But for hundreds of years, golfers and golf fans didn't know or really care about their score in relationship to par. It didn't matter if a tournament golfer was under par, over par or even par. Golfers and fans pretty much had to wait to see every player's scores and then figure out who had the lowest total score to see who won. That's not really convenient for golf fans watching in person or on TV, however. It takes quite a bit of mental math to figure out where all the golfers on the course are relative to each other given how many holes they have left to play. So, it took a television guy to figure out a simple system for golf fans to understand the leaderboard in real time.
Former CBS Sports lead golf producer Frank Chirkinian invented what we know today as under and over par. He wanted golf fans to understand where players were in relationship to par through the number of holes they had played in a tournament. The under or over par total, indicated by red numbers for under par and black numbers for over par, that is shown gives a fan an idea of how a tournament would end at that point in time if every golfer with holes remaining to play makes pars into the house.

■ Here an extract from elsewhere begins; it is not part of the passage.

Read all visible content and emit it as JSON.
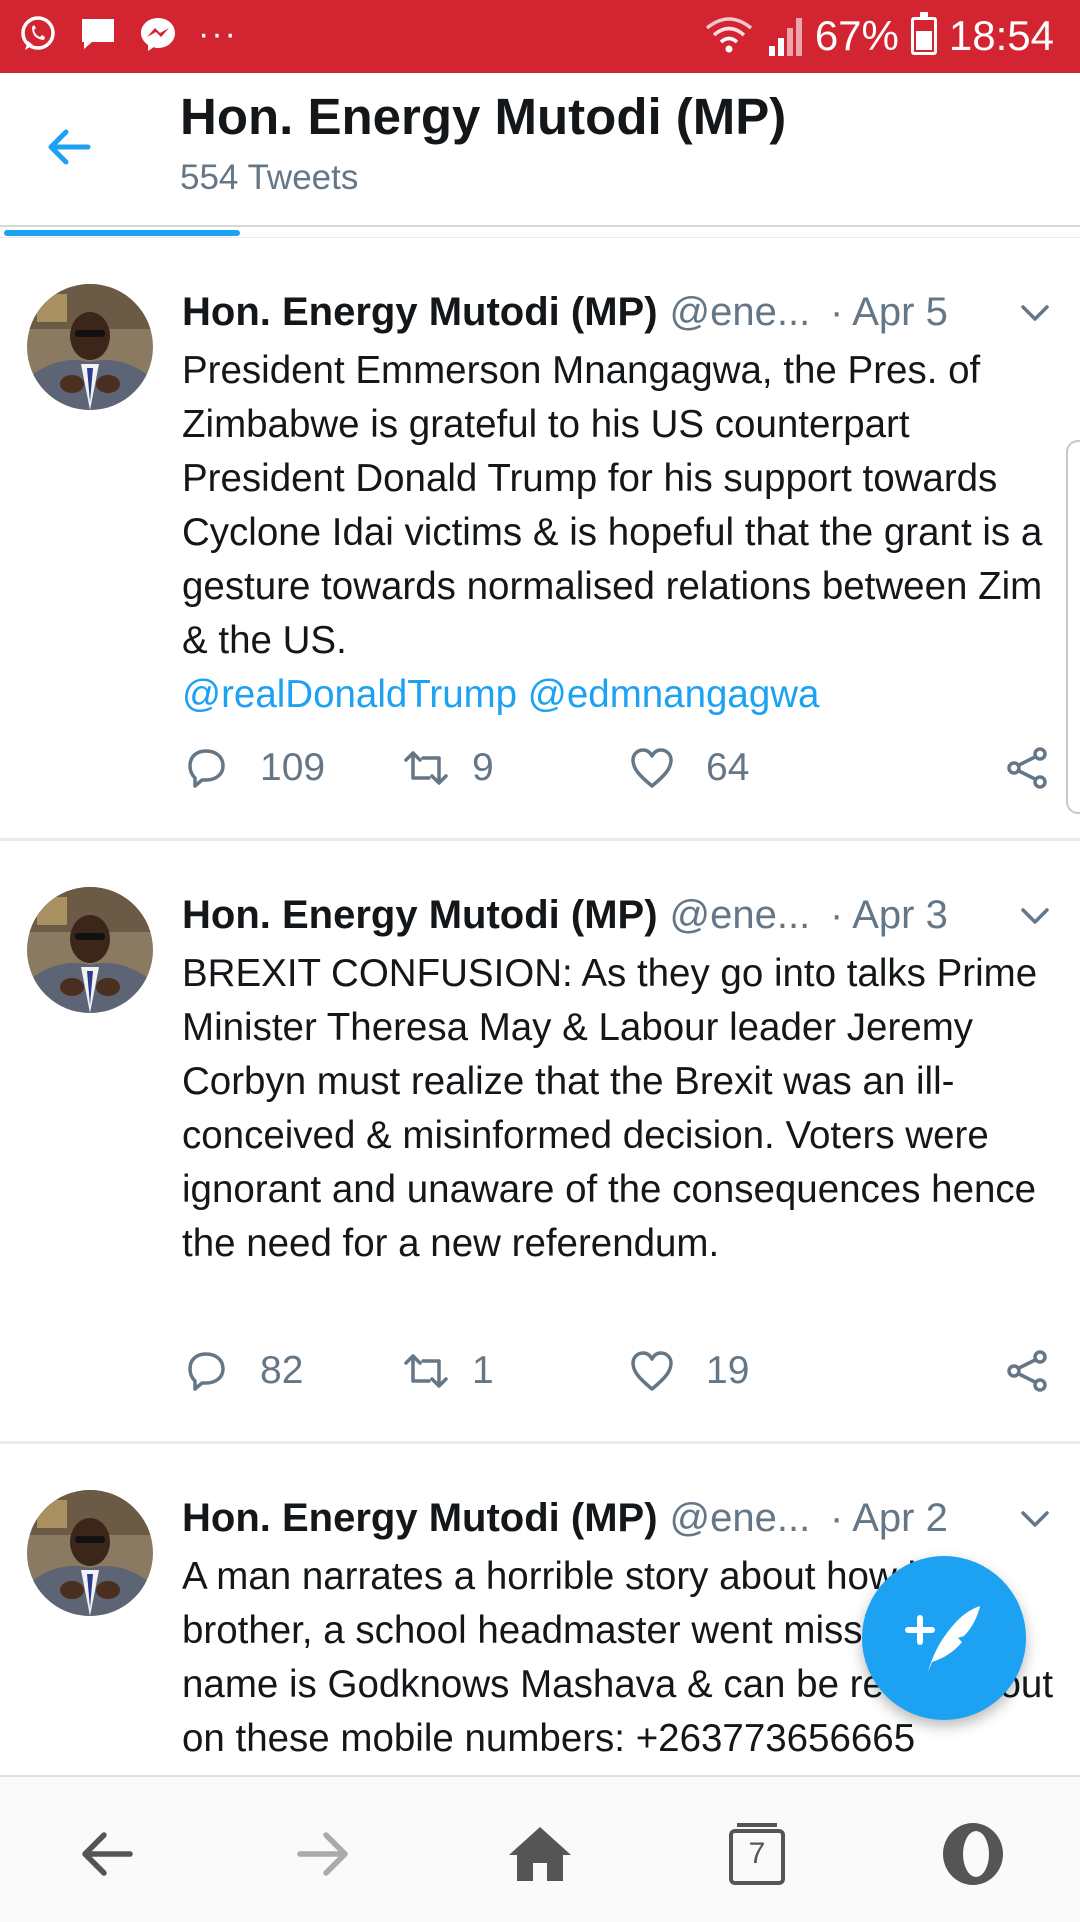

Ultimately, a score of under par or over par doesn't really matter. Par is relative, and it's decided by who created the course, or who owns it, or who presents the tournament. The winner of a golf tournament is the player with the lowest aggregate score after all players have completed play. That's it. But, Frank Chirkinian's approach made golf instantly more watchable for millions of people, helping them know quickly what was happening on a sprawling property as the action unfolds.